Figure out the number of lines in the data that hold the string "description". Reply with that figure only.

(Dataset records)

================================

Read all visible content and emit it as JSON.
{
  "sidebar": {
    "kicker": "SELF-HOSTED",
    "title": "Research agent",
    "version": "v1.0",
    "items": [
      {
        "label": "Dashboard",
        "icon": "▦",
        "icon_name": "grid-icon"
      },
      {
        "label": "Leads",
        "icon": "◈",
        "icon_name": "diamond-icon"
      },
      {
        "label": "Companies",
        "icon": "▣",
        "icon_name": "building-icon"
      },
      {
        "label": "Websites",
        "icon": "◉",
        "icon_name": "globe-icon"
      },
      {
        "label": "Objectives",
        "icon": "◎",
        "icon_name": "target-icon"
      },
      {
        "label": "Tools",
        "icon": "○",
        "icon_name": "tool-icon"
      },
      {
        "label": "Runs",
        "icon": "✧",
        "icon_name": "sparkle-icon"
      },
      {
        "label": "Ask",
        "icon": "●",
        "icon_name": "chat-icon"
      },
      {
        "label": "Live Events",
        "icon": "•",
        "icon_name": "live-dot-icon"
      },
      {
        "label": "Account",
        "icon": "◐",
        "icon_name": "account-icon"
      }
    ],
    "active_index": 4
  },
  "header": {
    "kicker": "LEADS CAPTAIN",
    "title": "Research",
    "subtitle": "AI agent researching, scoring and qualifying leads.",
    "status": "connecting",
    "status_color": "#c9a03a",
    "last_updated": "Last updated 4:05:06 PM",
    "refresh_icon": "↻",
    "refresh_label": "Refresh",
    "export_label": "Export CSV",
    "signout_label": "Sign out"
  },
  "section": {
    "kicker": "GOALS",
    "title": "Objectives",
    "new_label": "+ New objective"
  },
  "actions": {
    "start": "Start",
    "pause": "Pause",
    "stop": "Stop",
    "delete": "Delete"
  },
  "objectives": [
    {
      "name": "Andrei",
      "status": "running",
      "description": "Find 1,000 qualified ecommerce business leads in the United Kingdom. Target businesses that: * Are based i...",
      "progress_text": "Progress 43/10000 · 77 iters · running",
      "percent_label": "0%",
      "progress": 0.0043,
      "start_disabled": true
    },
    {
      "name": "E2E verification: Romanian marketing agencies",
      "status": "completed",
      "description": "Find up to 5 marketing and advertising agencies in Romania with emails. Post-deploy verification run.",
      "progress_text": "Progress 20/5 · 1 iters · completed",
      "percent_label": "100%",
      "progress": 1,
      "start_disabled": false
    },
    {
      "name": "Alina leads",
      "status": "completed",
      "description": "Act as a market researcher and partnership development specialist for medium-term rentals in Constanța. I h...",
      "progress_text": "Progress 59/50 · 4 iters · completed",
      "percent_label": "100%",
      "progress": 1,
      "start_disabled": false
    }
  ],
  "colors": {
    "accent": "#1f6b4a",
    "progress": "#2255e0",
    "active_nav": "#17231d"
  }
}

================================

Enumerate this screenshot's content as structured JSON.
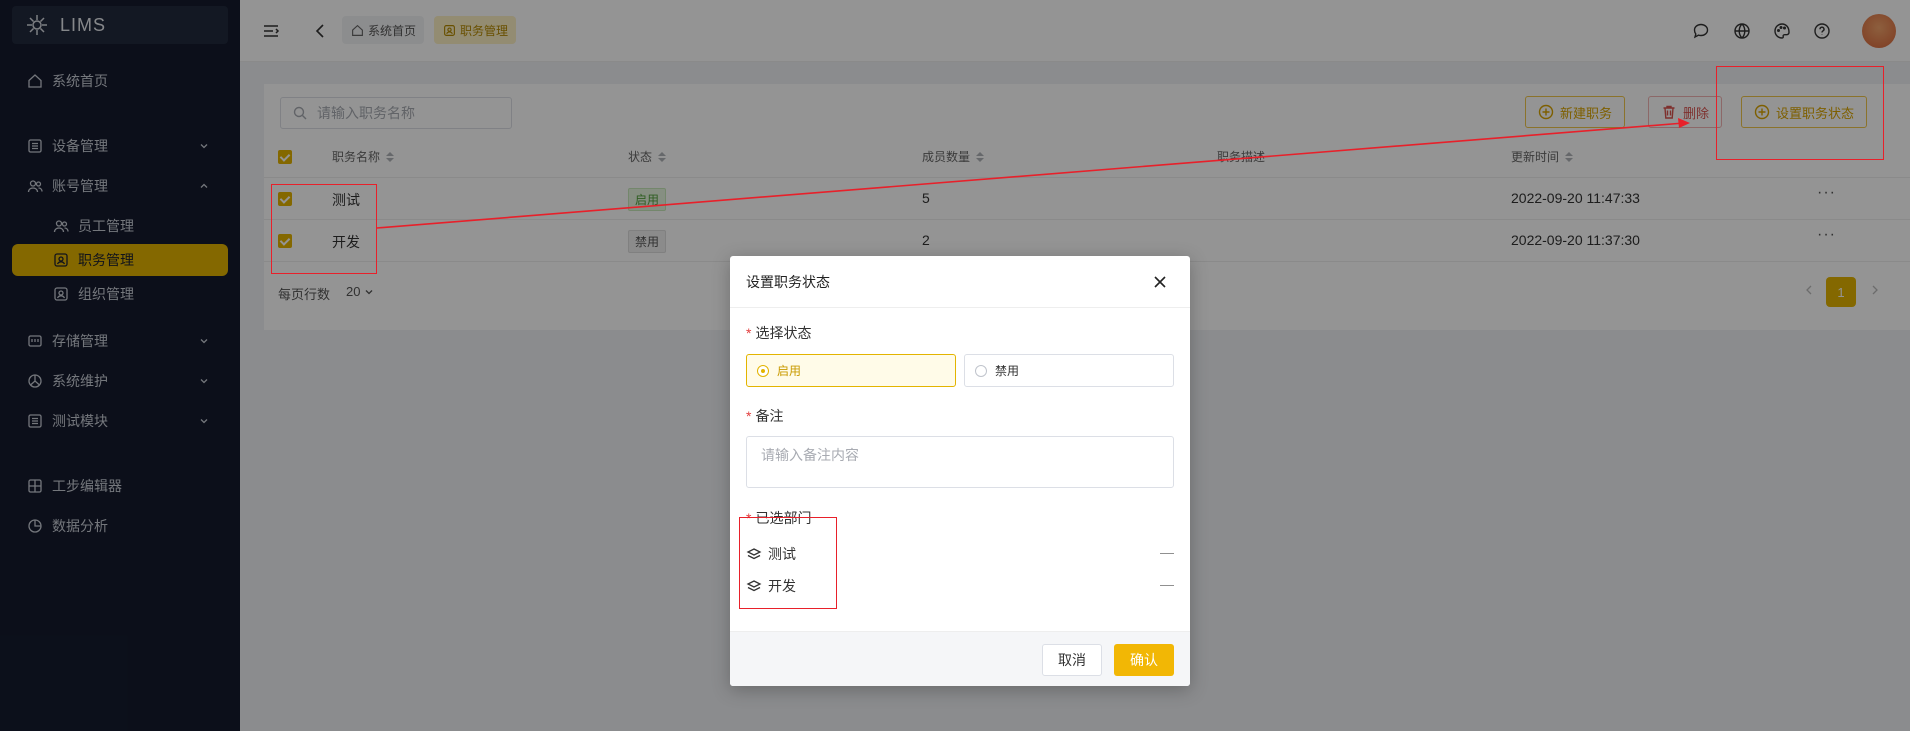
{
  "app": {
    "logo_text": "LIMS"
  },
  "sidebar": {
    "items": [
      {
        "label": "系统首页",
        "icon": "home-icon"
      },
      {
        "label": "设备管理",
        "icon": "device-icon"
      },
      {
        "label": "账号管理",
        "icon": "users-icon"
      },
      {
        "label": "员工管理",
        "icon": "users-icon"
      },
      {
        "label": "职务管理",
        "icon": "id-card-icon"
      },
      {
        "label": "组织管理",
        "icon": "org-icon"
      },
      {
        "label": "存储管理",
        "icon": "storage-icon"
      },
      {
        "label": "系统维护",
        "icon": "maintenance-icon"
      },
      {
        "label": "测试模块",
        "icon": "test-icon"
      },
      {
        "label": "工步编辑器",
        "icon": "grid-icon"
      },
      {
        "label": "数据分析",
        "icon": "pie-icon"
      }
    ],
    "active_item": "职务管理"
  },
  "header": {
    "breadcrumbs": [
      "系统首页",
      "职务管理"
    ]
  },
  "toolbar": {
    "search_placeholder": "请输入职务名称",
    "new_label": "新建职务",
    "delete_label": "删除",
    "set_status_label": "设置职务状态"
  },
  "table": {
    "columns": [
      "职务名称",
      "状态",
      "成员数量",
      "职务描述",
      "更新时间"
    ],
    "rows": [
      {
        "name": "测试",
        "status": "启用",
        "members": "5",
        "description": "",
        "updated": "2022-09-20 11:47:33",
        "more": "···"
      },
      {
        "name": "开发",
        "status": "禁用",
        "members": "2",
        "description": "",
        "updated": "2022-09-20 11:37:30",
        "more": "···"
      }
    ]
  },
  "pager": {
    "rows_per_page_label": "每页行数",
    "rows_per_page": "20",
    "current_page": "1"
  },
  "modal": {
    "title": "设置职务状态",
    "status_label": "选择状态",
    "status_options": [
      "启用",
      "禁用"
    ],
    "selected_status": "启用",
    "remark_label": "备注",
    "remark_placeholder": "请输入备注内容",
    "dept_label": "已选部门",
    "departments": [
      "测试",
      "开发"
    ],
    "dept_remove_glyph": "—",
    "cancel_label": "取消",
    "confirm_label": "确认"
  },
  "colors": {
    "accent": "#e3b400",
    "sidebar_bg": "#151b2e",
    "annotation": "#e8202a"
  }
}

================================

Solution for this exercise —
5